The Trump Administration is requesting that the US Supreme Court loosen federal LGBTQI workplace discrimination protections, after filing an amicus brief on Friday.
Title VII of the US Civil Rights Act of 1964, makes it a crime for employers “to fail or refuse to hire” or otherwise discriminate against a prospective or actual employee “because of such individual’s … sex.”
However the Justice Department is arguing that the definition of sex in the Civil Rights Act does not extend to sexuality.
The Justice Department’s brief references protections offered by Title VII of the Civil Rights Act, which are currently being argued in two Supreme Court cases involving employment discrimination.
The 34-page brief, signed off by the US Solicitor General Noel Francisco, argues that while Title VII prohibits employment discrimination on the basis of sex, race, colour, religion or national origin, it does not apply to cases of discrimination over sexuality.
“The question here is not whether Title VII should forbid employment discrimination because of sexual orientation, but whether it already does,” the brief says.
“The statute’s plain text makes clear that it does not; discrimination because of ‘sex’ forbids treating members of one sex worse than similarly situated members of the other — and discrimination on the basis of sexual orientation, standing alone, does not result in such treatment.”
The brief also argues that the reason anti-gay discrimination fails to fall under the ban on sex discrimination is because in cases of hostile treatment from an employer, both gay men and gay women “would be similarly situated — and they would be treated the same.”
Essentially, gay men and women would be discriminated against equally, so they argue, it does not amount to sex discrimination.
The Department of Justice submitted a similar brief earlier this month asking Supreme Court Justices to conclude that Title VII does not protect transgender people from employer discrimination.

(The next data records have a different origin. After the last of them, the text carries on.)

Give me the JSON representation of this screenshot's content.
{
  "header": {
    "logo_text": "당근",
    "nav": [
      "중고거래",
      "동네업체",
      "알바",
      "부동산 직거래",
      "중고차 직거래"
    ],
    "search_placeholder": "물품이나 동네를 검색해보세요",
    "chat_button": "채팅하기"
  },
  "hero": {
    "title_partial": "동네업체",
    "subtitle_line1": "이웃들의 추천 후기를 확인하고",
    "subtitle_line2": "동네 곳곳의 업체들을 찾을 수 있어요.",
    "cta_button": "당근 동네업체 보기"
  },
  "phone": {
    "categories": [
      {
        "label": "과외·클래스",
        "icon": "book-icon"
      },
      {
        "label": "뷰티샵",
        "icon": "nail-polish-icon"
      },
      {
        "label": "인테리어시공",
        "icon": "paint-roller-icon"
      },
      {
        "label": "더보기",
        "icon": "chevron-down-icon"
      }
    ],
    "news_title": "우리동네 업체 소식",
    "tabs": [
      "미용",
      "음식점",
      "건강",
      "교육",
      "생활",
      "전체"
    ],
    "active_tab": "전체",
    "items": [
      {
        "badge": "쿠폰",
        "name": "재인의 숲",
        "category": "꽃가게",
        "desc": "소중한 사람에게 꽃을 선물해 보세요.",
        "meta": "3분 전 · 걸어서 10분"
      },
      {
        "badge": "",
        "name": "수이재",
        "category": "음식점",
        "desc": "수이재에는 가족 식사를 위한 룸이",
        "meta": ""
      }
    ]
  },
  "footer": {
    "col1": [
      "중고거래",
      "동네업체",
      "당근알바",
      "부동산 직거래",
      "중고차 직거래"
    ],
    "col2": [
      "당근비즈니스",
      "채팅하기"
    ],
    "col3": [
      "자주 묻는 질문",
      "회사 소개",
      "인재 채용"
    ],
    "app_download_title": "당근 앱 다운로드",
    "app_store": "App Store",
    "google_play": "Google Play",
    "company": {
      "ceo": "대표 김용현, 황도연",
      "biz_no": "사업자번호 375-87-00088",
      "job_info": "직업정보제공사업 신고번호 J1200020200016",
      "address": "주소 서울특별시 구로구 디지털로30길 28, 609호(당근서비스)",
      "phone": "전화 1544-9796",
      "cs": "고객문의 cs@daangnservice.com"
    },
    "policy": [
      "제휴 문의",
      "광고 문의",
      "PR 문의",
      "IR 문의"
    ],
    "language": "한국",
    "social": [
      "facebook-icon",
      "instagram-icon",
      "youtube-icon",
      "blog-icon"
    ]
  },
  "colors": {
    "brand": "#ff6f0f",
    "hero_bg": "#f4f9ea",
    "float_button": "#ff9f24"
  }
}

The move comes after President Donald Trump announced a ban on transgender soldiers serving openly in the US military in April.
Despite these actions, Trump recently said that “I’ve done very well” with the LGBTQI community.